#### Records for the task ####
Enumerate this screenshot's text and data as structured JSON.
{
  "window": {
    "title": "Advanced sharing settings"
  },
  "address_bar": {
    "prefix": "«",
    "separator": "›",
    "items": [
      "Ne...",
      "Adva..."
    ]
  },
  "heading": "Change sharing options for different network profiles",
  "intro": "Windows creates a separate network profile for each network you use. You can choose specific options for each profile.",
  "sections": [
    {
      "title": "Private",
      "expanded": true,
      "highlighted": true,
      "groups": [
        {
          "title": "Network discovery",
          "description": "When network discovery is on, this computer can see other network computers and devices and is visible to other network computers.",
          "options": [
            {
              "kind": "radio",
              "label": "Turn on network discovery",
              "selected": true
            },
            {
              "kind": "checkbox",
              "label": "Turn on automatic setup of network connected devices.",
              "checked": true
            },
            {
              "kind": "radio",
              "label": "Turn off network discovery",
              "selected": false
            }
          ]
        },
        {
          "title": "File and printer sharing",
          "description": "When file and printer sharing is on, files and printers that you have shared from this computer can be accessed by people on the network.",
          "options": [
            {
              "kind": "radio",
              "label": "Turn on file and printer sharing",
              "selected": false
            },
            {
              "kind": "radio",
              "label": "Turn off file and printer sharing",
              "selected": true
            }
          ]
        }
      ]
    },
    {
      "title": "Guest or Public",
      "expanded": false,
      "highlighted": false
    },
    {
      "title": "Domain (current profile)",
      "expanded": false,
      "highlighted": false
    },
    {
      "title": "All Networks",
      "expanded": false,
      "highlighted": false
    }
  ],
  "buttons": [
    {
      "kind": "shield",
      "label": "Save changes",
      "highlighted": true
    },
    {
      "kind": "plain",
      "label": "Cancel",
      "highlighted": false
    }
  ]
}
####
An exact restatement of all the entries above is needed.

Enumerate this screenshot's text and data as structured JSON.
{
  "window": {
    "title": "Advanced sharing settings"
  },
  "address_bar": {
    "prefix": "«",
    "separator": "›",
    "items": [
      "Ne...",
      "Adva..."
    ]
  },
  "heading": "Change sharing options for different network profiles",
  "intro": "Windows creates a separate network profile for each network you use. You can choose specific options for each profile.",
  "sections": [
    {
      "title": "Private",
      "expanded": true,
      "highlighted": true,
      "groups": [
        {
          "title": "Network discovery",
          "description": "When network discovery is on, this computer can see other network computers and devices and is visible to other network computers.",
          "options": [
            {
              "kind": "radio",
              "label": "Turn on network discovery",
              "selected": true
            },
            {
              "kind": "checkbox",
              "label": "Turn on automatic setup of network connected devices.",
              "checked": true
            },
            {
              "kind": "radio",
              "label": "Turn off network discovery",
              "selected": false
            }
          ]
        },
        {
          "title": "File and printer sharing",
          "description": "When file and printer sharing is on, files and printers that you have shared from this computer can be accessed by people on the network.",
          "options": [
            {
              "kind": "radio",
              "label": "Turn on file and printer sharing",
              "selected": false
            },
            {
              "kind": "radio",
              "label": "Turn off file and printer sharing",
              "selected": true
            }
          ]
        }
      ]
    },
    {
      "title": "Guest or Public",
      "expanded": false,
      "highlighted": false
    },
    {
      "title": "Domain (current profile)",
      "expanded": false,
      "highlighted": false
    },
    {
      "title": "All Networks",
      "expanded": false,
      "highlighted": false
    }
  ],
  "buttons": [
    {
      "kind": "shield",
      "label": "Save changes",
      "highlighted": true
    },
    {
      "kind": "plain",
      "label": "Cancel",
      "highlighted": false
    }
  ]
}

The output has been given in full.